**SOURCE MATERIAL**

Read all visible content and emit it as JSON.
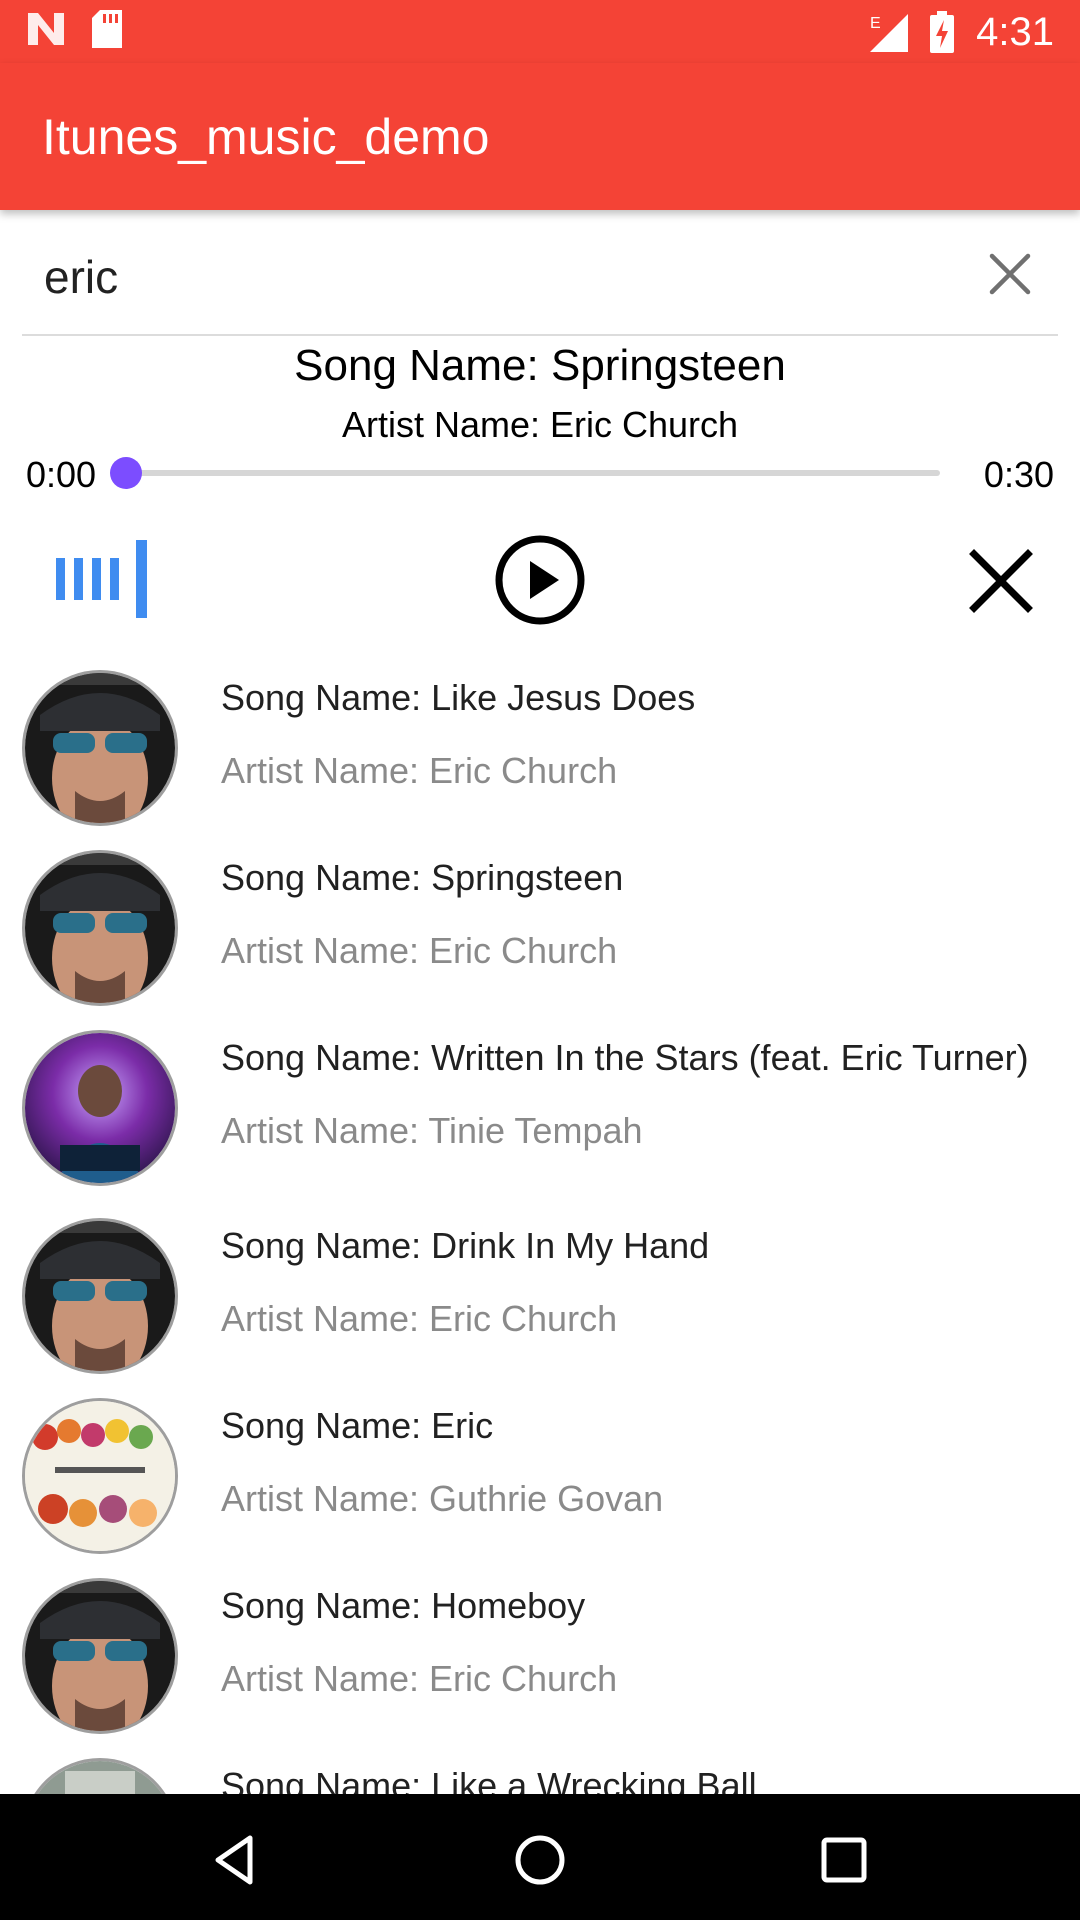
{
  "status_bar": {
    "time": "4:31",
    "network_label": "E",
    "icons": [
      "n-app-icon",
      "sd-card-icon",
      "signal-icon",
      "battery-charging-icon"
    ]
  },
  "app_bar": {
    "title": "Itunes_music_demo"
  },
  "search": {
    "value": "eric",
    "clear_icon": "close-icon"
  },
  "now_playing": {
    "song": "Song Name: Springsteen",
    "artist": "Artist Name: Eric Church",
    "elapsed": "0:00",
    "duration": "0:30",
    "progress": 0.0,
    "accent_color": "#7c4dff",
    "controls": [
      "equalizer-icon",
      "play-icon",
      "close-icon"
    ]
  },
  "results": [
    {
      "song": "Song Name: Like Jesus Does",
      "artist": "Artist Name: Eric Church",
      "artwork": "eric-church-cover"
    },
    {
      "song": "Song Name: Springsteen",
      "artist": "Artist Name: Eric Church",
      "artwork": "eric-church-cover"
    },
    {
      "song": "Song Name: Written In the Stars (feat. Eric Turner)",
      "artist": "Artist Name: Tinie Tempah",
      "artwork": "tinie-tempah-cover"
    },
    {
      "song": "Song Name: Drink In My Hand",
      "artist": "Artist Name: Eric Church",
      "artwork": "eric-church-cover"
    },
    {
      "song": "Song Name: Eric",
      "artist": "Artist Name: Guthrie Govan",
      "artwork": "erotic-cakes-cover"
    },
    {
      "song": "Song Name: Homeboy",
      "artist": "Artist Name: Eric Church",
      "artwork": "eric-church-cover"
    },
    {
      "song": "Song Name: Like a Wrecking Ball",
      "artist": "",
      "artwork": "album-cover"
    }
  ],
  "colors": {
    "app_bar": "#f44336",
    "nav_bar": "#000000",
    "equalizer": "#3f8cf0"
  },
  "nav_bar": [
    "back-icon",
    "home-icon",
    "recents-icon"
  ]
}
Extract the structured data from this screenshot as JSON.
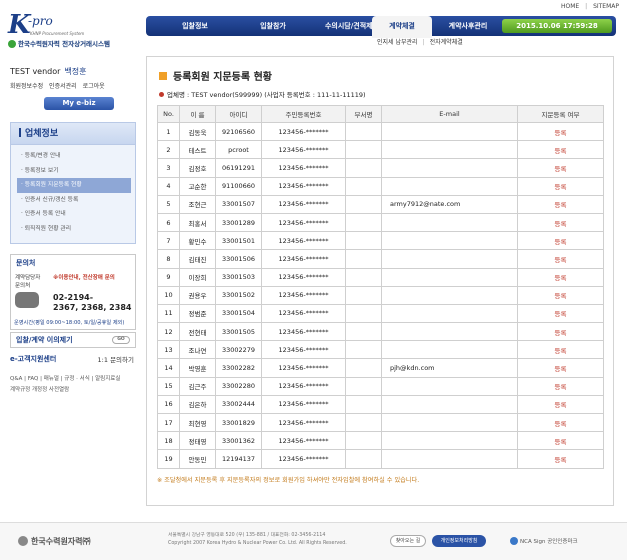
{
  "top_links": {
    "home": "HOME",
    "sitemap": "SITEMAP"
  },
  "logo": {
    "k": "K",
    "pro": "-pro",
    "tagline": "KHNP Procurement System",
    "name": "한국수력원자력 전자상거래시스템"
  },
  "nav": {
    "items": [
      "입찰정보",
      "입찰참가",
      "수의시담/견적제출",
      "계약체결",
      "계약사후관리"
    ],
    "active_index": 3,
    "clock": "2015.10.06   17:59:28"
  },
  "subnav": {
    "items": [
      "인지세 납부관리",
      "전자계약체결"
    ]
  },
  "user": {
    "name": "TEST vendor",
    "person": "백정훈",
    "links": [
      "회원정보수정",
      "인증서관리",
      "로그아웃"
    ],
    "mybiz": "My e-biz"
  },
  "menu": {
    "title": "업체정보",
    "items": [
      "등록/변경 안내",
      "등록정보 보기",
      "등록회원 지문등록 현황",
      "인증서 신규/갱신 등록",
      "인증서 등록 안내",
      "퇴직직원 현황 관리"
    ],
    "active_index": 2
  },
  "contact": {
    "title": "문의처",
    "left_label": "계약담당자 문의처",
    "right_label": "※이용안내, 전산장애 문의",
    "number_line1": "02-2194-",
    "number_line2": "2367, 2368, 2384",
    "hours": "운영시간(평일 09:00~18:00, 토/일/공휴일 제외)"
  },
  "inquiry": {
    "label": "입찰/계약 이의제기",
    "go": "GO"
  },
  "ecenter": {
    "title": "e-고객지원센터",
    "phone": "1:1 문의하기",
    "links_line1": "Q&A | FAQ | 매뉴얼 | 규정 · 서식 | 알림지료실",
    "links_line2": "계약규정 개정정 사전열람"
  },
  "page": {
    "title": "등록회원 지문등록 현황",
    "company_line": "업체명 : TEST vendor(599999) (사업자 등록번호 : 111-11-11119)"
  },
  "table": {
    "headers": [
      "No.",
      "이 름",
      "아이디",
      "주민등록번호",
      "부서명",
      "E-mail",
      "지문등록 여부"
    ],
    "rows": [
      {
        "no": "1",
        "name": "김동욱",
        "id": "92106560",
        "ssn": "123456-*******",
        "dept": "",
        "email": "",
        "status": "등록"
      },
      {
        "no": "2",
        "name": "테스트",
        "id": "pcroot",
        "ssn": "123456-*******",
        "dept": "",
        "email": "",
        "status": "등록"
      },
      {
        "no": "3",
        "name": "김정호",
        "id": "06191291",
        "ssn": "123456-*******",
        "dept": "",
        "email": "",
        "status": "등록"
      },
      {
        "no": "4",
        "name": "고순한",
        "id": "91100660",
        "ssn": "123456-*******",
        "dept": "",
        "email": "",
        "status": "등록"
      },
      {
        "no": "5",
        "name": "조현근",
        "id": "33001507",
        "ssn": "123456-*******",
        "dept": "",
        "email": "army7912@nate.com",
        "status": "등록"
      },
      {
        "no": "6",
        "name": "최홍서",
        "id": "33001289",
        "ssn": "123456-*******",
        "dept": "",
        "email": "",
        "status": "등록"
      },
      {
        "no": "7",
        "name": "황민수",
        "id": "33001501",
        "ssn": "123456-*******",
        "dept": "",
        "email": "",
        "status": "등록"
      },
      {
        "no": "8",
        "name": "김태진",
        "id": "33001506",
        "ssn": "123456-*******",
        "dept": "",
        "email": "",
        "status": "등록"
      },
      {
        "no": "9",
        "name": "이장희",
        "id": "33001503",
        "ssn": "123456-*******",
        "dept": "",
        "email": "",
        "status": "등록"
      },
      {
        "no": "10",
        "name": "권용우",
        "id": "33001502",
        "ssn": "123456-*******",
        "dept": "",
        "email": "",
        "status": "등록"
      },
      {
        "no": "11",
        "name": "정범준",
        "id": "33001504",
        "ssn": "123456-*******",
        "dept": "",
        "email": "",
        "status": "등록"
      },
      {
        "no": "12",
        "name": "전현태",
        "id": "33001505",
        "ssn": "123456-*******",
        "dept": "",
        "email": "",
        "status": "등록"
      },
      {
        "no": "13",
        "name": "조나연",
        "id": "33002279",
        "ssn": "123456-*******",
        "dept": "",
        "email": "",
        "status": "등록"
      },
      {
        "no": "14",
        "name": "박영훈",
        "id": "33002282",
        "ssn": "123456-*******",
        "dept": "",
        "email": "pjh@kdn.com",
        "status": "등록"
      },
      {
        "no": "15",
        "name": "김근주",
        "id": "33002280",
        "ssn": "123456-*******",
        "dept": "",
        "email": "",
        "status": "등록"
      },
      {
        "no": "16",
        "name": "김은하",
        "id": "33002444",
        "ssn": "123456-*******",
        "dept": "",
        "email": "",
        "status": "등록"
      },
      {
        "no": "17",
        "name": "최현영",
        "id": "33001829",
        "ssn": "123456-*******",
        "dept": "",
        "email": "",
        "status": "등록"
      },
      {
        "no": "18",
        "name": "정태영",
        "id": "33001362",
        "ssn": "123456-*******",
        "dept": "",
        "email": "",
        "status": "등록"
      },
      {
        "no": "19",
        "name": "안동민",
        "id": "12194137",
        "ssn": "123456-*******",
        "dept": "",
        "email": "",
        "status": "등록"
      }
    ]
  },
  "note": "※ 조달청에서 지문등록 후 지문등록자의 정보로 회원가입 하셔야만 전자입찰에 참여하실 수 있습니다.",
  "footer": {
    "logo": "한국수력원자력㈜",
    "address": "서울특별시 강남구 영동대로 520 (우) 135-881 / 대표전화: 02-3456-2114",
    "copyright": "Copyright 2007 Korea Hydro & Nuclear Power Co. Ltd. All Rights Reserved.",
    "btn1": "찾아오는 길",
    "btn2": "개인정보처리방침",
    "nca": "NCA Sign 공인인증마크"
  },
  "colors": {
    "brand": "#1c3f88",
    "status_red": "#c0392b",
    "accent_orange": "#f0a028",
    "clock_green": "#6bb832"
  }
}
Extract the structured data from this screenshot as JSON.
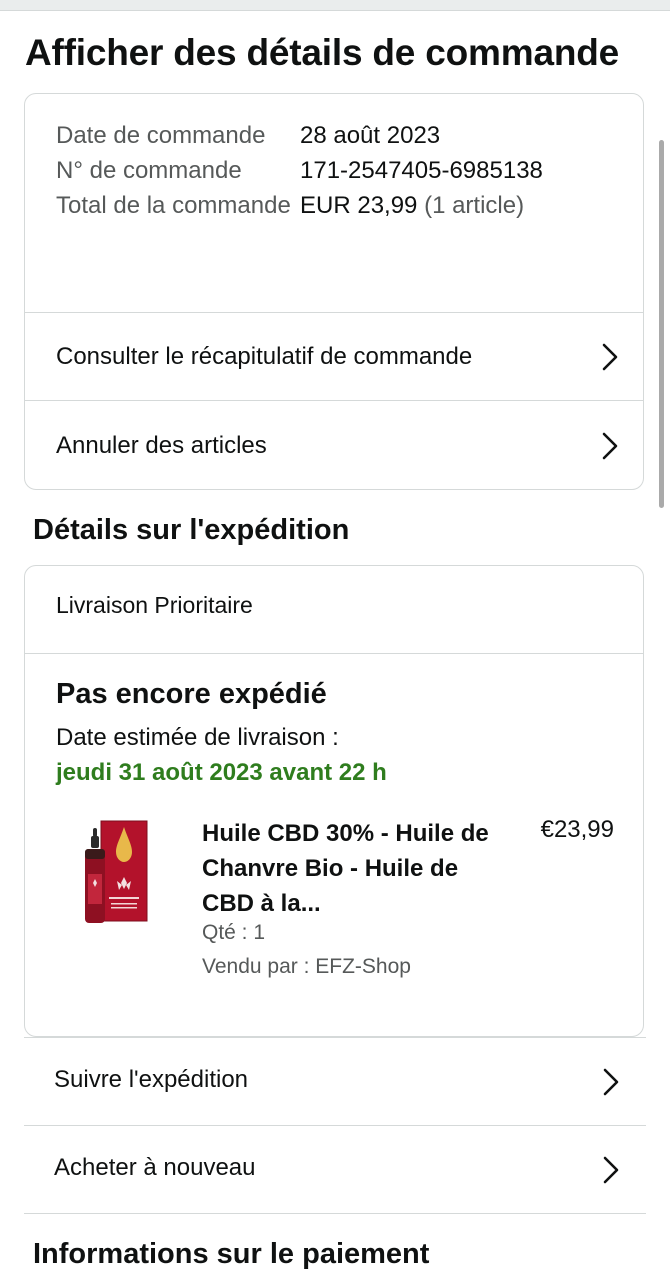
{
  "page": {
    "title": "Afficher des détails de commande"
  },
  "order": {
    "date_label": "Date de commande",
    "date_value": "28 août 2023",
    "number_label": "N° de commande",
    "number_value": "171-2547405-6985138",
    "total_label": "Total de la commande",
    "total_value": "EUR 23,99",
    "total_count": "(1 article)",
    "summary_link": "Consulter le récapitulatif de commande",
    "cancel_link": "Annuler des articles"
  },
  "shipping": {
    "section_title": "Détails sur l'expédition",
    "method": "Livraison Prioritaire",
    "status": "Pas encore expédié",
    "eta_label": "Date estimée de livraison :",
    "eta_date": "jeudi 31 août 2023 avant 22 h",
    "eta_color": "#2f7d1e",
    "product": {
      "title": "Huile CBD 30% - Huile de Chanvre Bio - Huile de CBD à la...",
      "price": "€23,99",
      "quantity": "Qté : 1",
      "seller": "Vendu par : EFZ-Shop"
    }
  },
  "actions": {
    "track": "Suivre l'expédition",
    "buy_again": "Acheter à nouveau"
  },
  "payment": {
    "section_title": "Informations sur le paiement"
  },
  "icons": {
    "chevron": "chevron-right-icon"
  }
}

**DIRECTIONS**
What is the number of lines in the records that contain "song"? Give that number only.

**SOLUTION**
8